already learned. You should also allow an additional 1/2 stop for subjects
that show reflections, because reflections often make subjects look brighter
than they are.
d. The polarizing filter can also darken blue skies.
especially useful in color photography because it is the only way to darken
blue skies without changing the other colors in the scene. But it is also
useful in black and white photography, especially if the polarizer is used
in conjunction with a yellow filter.
Combining a yellow and polarizing
filter will allow correction of the rendition of all the other colors in the
scene and also permit a darkened blue sky.
Using a red filter can also
darken blue skies, as we said, but it will also darken greens considerably,
possibly rendering foliage nearly as dark as the sky. The yellow-polarizer
combination allows you to darken blue sky dramatically and still retain
detail in foliage or other intensely green objects. An added bonus is that
reds won't be unnaturally lightened either.
You'll get the maximum
darkening effect when you're taking pictures at right angles to the sun and
the handle of the polarizing screen (if it has one) is pointing at the sun
(fig 2-10). You can obtain various effects from light to dark by rotating
the polarizing screen.
After you decide which position of the screen
produces the effect you want, be sure to keep the screen in that position
when you put it over the camera lens. For example, if the handle was in the
3 o'clock position, make sure it's in the same position when the screen is
on the camera.
If you have a single-lens reflex camera, you can see the
effects of the polarizing screen by looking through the viewfinder while you
rotate the screen.
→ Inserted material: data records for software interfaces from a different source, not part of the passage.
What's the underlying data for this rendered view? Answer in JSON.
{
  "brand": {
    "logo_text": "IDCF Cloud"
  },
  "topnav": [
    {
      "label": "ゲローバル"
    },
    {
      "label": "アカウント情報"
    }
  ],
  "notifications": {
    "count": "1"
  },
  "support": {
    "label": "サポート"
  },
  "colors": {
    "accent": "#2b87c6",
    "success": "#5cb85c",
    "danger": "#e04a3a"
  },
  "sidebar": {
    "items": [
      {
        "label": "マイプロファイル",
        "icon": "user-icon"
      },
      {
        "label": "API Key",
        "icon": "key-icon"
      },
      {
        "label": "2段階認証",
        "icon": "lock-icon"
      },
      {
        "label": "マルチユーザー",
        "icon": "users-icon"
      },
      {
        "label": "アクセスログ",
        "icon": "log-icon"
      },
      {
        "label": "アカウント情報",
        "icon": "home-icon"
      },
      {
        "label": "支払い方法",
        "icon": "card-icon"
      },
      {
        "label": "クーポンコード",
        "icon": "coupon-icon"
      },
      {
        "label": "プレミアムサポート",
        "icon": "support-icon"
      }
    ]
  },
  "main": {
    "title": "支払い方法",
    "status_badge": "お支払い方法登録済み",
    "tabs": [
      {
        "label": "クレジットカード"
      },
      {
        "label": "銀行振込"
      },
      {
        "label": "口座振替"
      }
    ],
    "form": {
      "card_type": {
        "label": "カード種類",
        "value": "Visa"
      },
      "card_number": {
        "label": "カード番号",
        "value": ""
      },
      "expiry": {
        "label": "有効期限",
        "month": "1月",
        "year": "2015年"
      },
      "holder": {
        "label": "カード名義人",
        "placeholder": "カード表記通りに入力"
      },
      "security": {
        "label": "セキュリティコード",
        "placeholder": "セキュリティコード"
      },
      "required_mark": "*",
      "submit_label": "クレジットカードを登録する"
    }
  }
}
You'll get the maximum darkening effect in the sky when you're taking
pictures at right angles to the sun, and the handle of the polarizing screen
is pointing at the sun.